• **Task goal**:
Only an exact reprint of all the data is acceptable.

Excerpts from an interface dataset:
____________________
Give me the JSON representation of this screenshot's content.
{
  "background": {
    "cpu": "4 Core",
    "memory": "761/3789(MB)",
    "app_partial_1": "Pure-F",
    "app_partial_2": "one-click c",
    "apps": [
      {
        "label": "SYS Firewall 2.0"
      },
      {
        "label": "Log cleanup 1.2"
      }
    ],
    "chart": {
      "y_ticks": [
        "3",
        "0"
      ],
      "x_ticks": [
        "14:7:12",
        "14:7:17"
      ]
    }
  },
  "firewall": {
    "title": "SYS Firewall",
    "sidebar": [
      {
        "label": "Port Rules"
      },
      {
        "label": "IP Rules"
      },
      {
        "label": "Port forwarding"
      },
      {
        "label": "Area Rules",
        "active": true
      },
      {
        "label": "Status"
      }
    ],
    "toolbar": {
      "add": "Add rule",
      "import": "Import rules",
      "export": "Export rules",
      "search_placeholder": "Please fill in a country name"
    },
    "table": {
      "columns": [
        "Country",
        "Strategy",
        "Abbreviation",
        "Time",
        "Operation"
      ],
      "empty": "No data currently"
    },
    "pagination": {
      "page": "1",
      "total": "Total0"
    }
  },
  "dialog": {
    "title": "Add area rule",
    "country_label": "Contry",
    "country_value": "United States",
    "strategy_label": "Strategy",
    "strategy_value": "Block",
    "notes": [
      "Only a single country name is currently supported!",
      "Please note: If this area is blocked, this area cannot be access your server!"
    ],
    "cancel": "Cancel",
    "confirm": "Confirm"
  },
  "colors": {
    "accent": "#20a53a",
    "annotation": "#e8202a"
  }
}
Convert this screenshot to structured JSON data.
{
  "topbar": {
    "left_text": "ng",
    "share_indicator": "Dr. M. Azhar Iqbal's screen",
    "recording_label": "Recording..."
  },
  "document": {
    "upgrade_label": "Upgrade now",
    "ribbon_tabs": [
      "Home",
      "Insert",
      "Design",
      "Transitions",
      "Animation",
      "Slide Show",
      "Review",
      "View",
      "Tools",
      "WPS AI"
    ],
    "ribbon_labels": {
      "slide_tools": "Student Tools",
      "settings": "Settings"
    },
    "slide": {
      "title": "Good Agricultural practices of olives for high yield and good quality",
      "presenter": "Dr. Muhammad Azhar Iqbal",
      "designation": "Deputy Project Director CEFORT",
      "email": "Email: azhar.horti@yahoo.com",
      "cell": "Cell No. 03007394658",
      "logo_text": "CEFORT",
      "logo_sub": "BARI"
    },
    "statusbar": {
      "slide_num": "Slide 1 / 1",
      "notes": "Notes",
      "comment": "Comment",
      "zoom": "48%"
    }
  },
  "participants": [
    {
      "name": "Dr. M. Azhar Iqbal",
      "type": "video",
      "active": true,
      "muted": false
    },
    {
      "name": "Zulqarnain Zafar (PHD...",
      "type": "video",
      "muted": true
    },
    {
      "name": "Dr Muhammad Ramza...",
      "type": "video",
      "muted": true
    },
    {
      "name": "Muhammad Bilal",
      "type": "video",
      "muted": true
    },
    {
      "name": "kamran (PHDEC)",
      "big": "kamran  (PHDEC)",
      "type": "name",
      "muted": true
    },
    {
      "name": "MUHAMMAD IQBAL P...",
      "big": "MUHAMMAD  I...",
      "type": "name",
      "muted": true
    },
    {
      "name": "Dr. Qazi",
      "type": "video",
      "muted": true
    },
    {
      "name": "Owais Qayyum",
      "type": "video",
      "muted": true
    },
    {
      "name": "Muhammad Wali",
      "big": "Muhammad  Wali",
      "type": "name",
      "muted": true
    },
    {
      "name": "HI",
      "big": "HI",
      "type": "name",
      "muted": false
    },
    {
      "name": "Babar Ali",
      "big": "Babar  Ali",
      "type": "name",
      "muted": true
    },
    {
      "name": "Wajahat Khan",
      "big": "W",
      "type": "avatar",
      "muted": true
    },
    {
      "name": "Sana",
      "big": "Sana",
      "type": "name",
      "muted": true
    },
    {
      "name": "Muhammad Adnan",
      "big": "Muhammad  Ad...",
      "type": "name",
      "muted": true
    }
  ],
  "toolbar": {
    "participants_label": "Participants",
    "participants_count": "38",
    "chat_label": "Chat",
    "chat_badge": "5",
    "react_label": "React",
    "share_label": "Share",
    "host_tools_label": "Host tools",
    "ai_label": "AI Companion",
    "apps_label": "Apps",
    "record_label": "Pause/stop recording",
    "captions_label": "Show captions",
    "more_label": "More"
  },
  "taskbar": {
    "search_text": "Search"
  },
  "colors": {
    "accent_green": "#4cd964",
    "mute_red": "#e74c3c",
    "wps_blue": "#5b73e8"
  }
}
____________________
• **Final answer**:
Give me the JSON representation of this screenshot's content.
{
  "background": {
    "cpu": "4 Core",
    "memory": "761/3789(MB)",
    "app_partial_1": "Pure-F",
    "app_partial_2": "one-click c",
    "apps": [
      {
        "label": "SYS Firewall 2.0"
      },
      {
        "label": "Log cleanup 1.2"
      }
    ],
    "chart": {
      "y_ticks": [
        "3",
        "0"
      ],
      "x_ticks": [
        "14:7:12",
        "14:7:17"
      ]
    }
  },
  "firewall": {
    "title": "SYS Firewall",
    "sidebar": [
      {
        "label": "Port Rules"
      },
      {
        "label": "IP Rules"
      },
      {
        "label": "Port forwarding"
      },
      {
        "label": "Area Rules",
        "active": true
      },
      {
        "label": "Status"
      }
    ],
    "toolbar": {
      "add": "Add rule",
      "import": "Import rules",
      "export": "Export rules",
      "search_placeholder": "Please fill in a country name"
    },
    "table": {
      "columns": [
        "Country",
        "Strategy",
        "Abbreviation",
        "Time",
        "Operation"
      ],
      "empty": "No data currently"
    },
    "pagination": {
      "page": "1",
      "total": "Total0"
    }
  },
  "dialog": {
    "title": "Add area rule",
    "country_label": "Contry",
    "country_value": "United States",
    "strategy_label": "Strategy",
    "strategy_value": "Block",
    "notes": [
      "Only a single country name is currently supported!",
      "Please note: If this area is blocked, this area cannot be access your server!"
    ],
    "cancel": "Cancel",
    "confirm": "Confirm"
  },
  "colors": {
    "accent": "#20a53a",
    "annotation": "#e8202a"
  }
}
Convert this screenshot to structured JSON data.
{
  "topbar": {
    "left_text": "ng",
    "share_indicator": "Dr. M. Azhar Iqbal's screen",
    "recording_label": "Recording..."
  },
  "document": {
    "upgrade_label": "Upgrade now",
    "ribbon_tabs": [
      "Home",
      "Insert",
      "Design",
      "Transitions",
      "Animation",
      "Slide Show",
      "Review",
      "View",
      "Tools",
      "WPS AI"
    ],
    "ribbon_labels": {
      "slide_tools": "Student Tools",
      "settings": "Settings"
    },
    "slide": {
      "title": "Good Agricultural practices of olives for high yield and good quality",
      "presenter": "Dr. Muhammad Azhar Iqbal",
      "designation": "Deputy Project Director CEFORT",
      "email": "Email: azhar.horti@yahoo.com",
      "cell": "Cell No. 03007394658",
      "logo_text": "CEFORT",
      "logo_sub": "BARI"
    },
    "statusbar": {
      "slide_num": "Slide 1 / 1",
      "notes": "Notes",
      "comment": "Comment",
      "zoom": "48%"
    }
  },
  "participants": [
    {
      "name": "Dr. M. Azhar Iqbal",
      "type": "video",
      "active": true,
      "muted": false
    },
    {
      "name": "Zulqarnain Zafar (PHD...",
      "type": "video",
      "muted": true
    },
    {
      "name": "Dr Muhammad Ramza...",
      "type": "video",
      "muted": true
    },
    {
      "name": "Muhammad Bilal",
      "type": "video",
      "muted": true
    },
    {
      "name": "kamran (PHDEC)",
      "big": "kamran  (PHDEC)",
      "type": "name",
      "muted": true
    },
    {
      "name": "MUHAMMAD IQBAL P...",
      "big": "MUHAMMAD  I...",
      "type": "name",
      "muted": true
    },
    {
      "name": "Dr. Qazi",
      "type": "video",
      "muted": true
    },
    {
      "name": "Owais Qayyum",
      "type": "video",
      "muted": true
    },
    {
      "name": "Muhammad Wali",
      "big": "Muhammad  Wali",
      "type": "name",
      "muted": true
    },
    {
      "name": "HI",
      "big": "HI",
      "type": "name",
      "muted": false
    },
    {
      "name": "Babar Ali",
      "big": "Babar  Ali",
      "type": "name",
      "muted": true
    },
    {
      "name": "Wajahat Khan",
      "big": "W",
      "type": "avatar",
      "muted": true
    },
    {
      "name": "Sana",
      "big": "Sana",
      "type": "name",
      "muted": true
    },
    {
      "name": "Muhammad Adnan",
      "big": "Muhammad  Ad...",
      "type": "name",
      "muted": true
    }
  ],
  "toolbar": {
    "participants_label": "Participants",
    "participants_count": "38",
    "chat_label": "Chat",
    "chat_badge": "5",
    "react_label": "React",
    "share_label": "Share",
    "host_tools_label": "Host tools",
    "ai_label": "AI Companion",
    "apps_label": "Apps",
    "record_label": "Pause/stop recording",
    "captions_label": "Show captions",
    "more_label": "More"
  },
  "taskbar": {
    "search_text": "Search"
  },
  "colors": {
    "accent_green": "#4cd964",
    "mute_red": "#e74c3c",
    "wps_blue": "#5b73e8"
  }
}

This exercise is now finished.